-- Prompt --
Search the entries for the word "JSON". Copy every line that holds it.
────────────────────────────────────────
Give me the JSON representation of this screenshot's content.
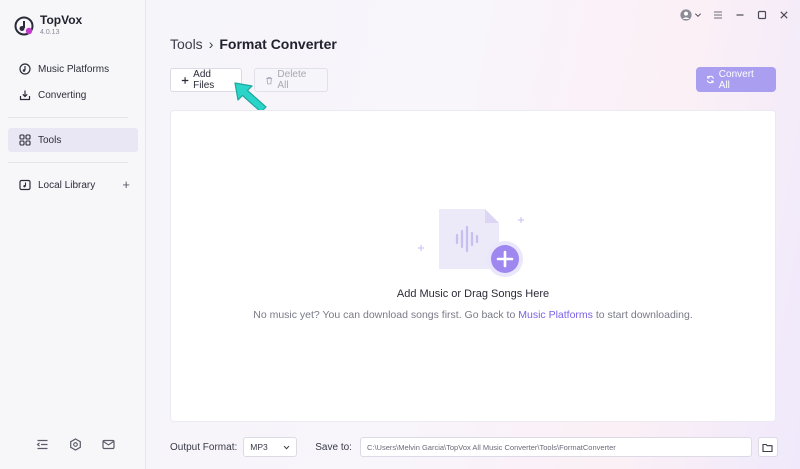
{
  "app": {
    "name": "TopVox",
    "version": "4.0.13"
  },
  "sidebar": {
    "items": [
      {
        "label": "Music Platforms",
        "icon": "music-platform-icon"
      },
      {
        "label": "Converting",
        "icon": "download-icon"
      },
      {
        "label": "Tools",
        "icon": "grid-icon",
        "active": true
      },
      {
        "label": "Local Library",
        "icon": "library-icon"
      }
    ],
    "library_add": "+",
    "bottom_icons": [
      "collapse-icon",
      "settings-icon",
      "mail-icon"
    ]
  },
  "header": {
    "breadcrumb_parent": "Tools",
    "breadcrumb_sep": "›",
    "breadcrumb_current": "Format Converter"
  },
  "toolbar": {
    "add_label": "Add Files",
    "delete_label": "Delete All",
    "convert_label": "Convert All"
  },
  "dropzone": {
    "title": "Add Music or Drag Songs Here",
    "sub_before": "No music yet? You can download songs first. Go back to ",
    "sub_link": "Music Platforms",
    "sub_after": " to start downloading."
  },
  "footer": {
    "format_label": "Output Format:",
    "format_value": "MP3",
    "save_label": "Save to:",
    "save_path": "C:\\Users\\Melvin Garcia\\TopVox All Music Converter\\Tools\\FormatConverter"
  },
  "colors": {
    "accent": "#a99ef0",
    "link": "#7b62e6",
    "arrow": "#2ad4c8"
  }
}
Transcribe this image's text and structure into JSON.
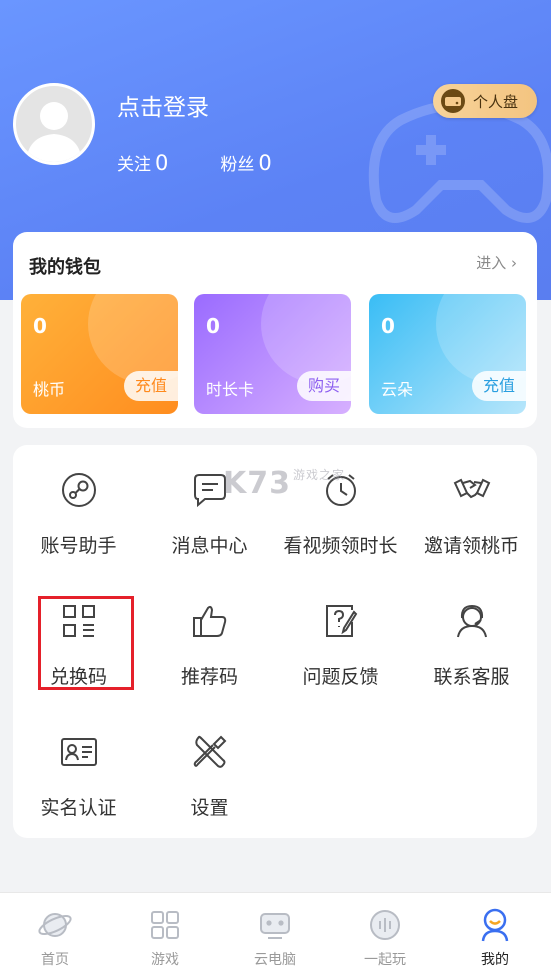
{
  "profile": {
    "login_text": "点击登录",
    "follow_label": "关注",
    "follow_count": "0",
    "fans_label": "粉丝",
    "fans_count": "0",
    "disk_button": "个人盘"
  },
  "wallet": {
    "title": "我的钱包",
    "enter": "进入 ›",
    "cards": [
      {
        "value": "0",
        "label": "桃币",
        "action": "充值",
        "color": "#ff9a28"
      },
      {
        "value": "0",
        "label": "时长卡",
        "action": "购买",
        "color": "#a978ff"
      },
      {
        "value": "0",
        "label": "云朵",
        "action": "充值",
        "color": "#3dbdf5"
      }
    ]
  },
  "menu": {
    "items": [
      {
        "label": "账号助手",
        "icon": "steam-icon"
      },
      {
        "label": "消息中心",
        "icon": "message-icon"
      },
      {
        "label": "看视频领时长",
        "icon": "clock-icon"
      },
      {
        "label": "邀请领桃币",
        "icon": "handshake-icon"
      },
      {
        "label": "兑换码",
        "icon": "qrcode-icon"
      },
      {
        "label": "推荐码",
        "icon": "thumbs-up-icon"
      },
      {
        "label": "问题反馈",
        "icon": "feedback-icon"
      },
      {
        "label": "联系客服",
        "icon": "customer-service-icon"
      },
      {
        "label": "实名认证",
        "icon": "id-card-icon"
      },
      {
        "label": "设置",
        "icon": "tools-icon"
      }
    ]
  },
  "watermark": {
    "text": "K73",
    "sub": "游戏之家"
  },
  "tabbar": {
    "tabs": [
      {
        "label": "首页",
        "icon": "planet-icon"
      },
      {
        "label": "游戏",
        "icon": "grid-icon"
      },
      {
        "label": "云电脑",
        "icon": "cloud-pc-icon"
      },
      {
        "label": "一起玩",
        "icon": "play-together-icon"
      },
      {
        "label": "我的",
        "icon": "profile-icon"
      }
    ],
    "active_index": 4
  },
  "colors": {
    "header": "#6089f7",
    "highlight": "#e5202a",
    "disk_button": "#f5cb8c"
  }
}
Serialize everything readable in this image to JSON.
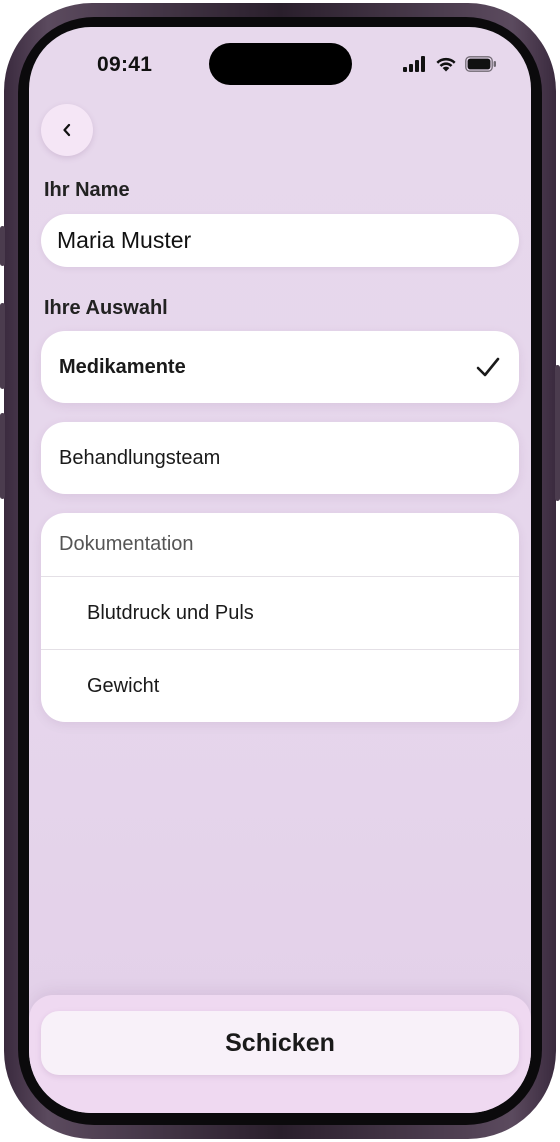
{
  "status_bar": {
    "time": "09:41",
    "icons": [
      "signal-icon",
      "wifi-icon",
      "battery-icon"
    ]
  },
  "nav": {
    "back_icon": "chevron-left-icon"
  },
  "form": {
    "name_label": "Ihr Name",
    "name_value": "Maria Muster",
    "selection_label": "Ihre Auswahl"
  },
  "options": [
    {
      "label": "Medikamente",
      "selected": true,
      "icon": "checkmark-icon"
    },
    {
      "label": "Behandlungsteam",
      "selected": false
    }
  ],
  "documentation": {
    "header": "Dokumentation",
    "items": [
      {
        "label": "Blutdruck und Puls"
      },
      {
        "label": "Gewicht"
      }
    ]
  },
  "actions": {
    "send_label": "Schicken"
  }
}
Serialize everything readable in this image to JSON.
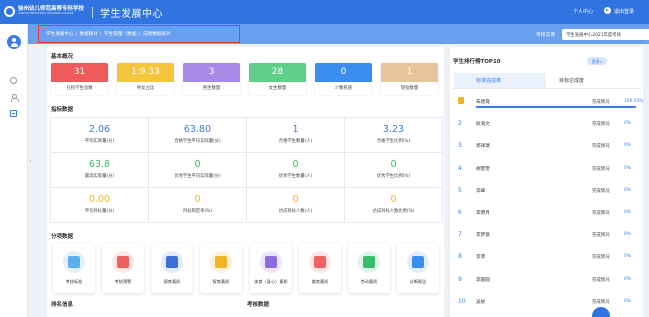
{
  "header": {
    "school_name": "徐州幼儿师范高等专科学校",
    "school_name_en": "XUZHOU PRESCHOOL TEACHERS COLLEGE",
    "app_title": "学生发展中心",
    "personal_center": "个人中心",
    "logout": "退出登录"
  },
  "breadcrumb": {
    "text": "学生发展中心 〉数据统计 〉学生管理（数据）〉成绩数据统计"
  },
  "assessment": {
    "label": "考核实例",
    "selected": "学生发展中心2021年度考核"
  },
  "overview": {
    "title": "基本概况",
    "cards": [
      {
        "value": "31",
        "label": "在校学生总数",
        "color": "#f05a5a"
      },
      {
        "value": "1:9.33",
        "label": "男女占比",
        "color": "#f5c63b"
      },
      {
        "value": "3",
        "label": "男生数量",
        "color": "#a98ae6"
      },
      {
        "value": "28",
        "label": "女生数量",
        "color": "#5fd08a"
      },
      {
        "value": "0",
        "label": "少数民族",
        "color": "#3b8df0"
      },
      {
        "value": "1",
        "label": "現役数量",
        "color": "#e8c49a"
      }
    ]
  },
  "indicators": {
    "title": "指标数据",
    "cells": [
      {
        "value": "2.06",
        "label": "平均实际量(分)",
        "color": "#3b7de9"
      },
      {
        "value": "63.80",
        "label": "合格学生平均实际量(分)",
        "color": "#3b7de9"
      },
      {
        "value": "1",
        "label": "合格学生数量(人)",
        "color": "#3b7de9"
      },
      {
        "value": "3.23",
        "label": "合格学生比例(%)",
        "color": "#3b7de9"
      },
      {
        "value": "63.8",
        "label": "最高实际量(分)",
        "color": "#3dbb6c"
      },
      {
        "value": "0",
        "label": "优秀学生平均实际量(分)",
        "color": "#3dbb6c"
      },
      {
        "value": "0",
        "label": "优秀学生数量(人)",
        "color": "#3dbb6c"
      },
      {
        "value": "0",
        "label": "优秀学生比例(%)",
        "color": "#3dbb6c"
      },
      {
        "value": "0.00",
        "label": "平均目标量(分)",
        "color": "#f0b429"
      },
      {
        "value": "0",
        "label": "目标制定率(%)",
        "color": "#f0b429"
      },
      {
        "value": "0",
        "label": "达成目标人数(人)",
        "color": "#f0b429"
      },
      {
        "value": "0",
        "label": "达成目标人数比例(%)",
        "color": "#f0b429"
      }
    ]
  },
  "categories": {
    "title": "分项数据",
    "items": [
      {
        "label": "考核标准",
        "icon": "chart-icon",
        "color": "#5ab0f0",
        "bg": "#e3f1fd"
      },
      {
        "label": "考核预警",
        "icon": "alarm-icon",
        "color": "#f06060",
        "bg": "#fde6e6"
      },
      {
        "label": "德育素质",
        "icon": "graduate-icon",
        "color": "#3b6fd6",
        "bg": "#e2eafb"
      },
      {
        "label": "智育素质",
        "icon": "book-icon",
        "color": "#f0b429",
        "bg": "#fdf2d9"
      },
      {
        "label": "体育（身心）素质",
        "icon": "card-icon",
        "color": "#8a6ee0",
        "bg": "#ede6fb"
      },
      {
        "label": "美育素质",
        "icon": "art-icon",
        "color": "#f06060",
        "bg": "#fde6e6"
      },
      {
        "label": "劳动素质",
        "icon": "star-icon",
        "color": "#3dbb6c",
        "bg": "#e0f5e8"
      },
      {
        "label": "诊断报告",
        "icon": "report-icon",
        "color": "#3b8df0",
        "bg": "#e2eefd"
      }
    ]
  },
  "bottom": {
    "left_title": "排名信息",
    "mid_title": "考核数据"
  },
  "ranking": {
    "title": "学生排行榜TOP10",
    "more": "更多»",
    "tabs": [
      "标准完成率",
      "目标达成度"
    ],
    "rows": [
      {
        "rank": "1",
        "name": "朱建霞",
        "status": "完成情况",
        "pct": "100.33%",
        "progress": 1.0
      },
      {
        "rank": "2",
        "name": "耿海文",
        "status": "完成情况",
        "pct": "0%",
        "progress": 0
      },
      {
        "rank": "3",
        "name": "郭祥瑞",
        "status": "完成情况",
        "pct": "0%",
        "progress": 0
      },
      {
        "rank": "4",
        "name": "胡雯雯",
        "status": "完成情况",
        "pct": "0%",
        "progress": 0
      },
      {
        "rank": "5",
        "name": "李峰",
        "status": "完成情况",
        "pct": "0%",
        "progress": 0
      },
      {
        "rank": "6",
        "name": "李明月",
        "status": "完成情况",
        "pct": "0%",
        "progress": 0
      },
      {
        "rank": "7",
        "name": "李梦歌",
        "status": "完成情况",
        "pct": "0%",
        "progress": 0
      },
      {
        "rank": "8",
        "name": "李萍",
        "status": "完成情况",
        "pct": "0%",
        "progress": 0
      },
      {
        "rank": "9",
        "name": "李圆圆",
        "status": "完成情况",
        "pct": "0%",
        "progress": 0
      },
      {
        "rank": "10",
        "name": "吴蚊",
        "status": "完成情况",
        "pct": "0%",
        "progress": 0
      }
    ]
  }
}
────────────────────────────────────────
-- Exercise response --
Give me the JSON representation of this screenshot's content.
Transcribe this image's text and structure into JSON.
Serialize everything readable in this image to JSON.
Serialize everything readable in this image to JSON.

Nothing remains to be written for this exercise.